The A-List Brands
There’s a ton that comes to mind when I think of celebrity brands that have been in my social sphere. The earliest “celebrity brand” that I remember taking over social media is the first big celeb makeup brand, Kylie Cosmetics. Soon after, Rhianna followed with Fenty Beauty, and later, her Savage x Fenty lingerie and loungewear line. There’s Selena Gomez’s Rare Beauty, Beyonce’s Ivy Park, Kate Hudson’s Fabletics line….and a countless number more. Most recently, Kendall Jenner announced the release of her very own tequila brand, 818 Tequila. She claims to have tested and developed herself.
What makes me question these brands is just that. Celebrities claim to have coined the ideas for these brand launches on their own, participated in the product design and sourcing, etc. Now I can’t claim to know whether or not that’s a fact or not. But when a celebrity who, for example, has only ever been known for starring on a reality TV show launches her own makeup brand (*cough cough Kylie Jenner*) it does raise some suspicions. And, consider creators who have to actually build their businesses without the backing resources of an A-list celebrity. It’s hard not to resent the famous when they launch multi-million dollar companies out of nowhere.
Putting In the Work
Often, it seems like the likability of the brand has to do with the likability of the celebrity. Even more, it has to do with their ability to relate to their market audiences. Take Fenty Beauty, and Savage x Fenty, for example. Rhianna is a widely loved celebrity, so her brand launches were a total success. And, I’m absolutely obsessed with Rhianna’s beauty brand particularly. All of her makeup products are of fantastic quality. It not only has to do with the fact that I love Rhianna as a celebrity presence. It feels like a lot of work (regardless of whether or not she actually did the work) went into the products.
This also goes for Kylie Jenner and her famed Kylie Cosmetics lip kits. I’ll admit, I purchased them because, in high school, I did sort of idolize the Kardashians. And, the product worked well. It seemed like Kylie, or at least her PR team was extremely passionate about the products.
The “Celebrity Brand” Problem
One issue that celebrities face when launching brands is disconnecting from the brand’s “celebrity” label.
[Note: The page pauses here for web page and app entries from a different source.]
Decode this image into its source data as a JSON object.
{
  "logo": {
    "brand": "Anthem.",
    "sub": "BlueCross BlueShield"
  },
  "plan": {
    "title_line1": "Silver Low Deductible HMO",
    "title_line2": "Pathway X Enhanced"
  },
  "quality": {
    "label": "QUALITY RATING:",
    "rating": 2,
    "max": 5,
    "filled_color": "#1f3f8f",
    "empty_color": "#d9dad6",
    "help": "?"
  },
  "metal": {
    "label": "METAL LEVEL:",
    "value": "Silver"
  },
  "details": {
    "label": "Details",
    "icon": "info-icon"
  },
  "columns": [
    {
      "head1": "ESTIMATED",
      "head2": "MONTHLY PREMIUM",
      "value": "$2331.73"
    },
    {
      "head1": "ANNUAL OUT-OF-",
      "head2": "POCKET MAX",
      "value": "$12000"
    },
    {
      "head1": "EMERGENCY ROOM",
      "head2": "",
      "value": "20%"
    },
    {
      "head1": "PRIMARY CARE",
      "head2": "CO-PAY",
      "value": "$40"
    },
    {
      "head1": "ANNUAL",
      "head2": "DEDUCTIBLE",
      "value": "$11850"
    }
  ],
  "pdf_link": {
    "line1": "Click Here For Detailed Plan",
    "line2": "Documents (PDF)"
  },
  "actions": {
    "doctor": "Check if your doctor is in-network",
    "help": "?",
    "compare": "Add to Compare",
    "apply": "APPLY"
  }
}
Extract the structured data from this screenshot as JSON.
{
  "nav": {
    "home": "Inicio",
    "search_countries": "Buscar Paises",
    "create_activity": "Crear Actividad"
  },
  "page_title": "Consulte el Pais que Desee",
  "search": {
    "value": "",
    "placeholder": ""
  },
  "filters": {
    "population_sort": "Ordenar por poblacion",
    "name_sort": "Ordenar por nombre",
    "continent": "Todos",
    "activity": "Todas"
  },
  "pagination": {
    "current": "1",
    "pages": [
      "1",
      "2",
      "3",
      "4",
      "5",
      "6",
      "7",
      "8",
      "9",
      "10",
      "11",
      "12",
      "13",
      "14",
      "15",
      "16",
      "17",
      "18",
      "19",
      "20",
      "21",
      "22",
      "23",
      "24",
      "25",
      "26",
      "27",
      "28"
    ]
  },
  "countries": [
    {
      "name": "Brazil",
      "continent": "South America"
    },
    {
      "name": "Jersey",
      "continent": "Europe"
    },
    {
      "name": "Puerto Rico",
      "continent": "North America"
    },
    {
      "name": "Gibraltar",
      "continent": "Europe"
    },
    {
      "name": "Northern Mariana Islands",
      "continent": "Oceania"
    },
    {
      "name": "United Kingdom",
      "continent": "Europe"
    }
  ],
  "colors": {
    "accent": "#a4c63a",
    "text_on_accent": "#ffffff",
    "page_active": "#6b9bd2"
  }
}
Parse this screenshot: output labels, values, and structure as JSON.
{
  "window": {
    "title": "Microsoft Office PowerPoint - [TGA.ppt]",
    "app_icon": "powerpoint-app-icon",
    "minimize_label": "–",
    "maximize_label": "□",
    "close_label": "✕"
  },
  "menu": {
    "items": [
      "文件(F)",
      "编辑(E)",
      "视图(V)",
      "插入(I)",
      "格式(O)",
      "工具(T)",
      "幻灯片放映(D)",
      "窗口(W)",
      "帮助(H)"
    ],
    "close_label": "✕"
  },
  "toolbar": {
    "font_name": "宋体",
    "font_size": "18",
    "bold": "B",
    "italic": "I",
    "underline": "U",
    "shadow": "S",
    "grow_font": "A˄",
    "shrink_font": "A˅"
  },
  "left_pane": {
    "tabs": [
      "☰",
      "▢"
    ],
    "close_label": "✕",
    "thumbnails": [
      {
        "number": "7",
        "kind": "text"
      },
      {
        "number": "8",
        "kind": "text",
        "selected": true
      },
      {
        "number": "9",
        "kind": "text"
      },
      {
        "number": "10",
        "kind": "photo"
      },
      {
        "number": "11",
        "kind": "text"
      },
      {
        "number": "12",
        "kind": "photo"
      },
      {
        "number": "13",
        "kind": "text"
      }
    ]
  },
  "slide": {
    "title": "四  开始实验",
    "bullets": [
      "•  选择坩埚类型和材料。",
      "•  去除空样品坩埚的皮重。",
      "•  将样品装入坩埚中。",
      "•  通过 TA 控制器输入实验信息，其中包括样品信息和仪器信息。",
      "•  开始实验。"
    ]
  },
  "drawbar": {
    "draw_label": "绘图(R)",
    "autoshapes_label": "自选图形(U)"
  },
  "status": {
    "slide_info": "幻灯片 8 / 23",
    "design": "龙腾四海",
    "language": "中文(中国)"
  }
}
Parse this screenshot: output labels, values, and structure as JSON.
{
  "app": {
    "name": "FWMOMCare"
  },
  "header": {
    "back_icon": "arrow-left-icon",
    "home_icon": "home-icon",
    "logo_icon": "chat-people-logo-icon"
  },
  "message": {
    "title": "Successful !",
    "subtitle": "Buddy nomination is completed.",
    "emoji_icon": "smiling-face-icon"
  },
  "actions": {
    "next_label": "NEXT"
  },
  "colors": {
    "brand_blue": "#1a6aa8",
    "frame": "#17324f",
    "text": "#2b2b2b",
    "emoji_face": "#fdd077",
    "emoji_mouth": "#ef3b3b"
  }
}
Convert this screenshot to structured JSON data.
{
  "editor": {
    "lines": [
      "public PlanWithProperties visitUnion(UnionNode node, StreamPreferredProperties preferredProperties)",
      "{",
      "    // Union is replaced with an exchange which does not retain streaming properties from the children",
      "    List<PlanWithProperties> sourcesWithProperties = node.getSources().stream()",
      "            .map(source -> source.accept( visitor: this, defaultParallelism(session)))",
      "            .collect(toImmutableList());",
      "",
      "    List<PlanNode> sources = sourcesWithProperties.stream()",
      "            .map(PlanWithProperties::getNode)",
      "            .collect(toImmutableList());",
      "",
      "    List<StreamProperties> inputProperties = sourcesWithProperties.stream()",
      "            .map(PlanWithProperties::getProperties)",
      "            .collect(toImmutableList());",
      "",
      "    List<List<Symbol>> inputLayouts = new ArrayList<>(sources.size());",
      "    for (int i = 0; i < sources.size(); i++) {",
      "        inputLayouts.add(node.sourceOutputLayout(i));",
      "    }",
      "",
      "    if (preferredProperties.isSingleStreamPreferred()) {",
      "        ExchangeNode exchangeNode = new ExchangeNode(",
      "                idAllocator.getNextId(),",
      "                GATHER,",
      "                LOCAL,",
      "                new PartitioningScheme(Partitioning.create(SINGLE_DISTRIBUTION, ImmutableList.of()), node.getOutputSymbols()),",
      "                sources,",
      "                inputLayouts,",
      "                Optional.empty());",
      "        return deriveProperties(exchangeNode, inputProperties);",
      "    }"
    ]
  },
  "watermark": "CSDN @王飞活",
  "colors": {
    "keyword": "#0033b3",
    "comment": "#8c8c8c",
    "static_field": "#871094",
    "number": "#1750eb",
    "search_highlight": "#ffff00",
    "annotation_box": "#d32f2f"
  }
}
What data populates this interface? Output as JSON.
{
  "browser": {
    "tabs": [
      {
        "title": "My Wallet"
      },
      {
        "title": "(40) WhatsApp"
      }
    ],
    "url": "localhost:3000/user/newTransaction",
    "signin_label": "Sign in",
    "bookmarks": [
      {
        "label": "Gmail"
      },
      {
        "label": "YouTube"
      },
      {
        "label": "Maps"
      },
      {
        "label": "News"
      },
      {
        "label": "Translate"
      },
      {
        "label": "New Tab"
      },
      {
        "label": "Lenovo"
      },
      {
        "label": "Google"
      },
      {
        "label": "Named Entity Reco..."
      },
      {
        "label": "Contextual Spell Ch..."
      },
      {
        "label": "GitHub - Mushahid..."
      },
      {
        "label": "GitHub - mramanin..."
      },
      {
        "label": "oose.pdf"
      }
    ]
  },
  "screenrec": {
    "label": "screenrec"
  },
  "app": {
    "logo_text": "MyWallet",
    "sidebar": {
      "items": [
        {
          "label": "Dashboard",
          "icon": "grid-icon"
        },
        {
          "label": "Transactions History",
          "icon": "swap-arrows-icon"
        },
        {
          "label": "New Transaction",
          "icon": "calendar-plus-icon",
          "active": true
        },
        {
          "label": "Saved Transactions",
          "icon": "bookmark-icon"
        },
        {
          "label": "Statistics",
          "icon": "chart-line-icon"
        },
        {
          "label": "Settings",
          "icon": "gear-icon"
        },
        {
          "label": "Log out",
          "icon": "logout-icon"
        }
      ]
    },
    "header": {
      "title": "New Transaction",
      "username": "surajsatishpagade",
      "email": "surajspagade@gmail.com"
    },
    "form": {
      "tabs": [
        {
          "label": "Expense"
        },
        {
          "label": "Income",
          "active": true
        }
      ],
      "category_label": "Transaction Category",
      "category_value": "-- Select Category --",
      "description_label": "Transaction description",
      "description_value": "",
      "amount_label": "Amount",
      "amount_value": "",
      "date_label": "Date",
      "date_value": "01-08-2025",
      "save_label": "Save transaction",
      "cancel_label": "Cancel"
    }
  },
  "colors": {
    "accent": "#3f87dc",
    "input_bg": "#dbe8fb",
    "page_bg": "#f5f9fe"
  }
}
Usually, when you think of a brand or product, the first thing that comes to mind is the product itself, not the face attached to it.
But, I honestly struggle to think of a single celebrity brand that I don’t fully associate with the famous person behind the scenes. Kylie Cosmetics, for example, was never really a “makeup brand.” It was Kylie’s makeup brand, and that was what made it famous during its heyday. And, that’s the same reason that it doesn’t retain the popularity in the makeup community that it once did. Although Kylie Jenner is obviously still relevant, she doesn’t rule social media in the way that she did in 2017 when her brand launched. And, since her makeup products don’t stand alone as a brand, they similarly have faded into the void a bit.
So if Harry really does start a beauty brand, it’ll be interesting to see how it goes. Will it be a successful and useful product? Will people like it because it’s good, or just because it’s attached to Harry? Ultimately, celebrity brands are “cool” if the celebrity themself are cool at the moment. So, as long as Harry Styles retains his current popularity, his beauty brand will likely be a smash hit. However, it’s hard to ignore the reality of celebrity-launched beauty brands in comparison to small businesses that don’t have the same resources. But, with a less cynical outlook, it’s also true that many celebrities worked hard for the resources that allow them to launch brands overnight. So, I guess it’s up to you to decide. Are celebrity brands are the result of hard work, or simply a resource-based money-making scheme?
Featured Image from Ahmet Yalçınkaya on Unsplash.com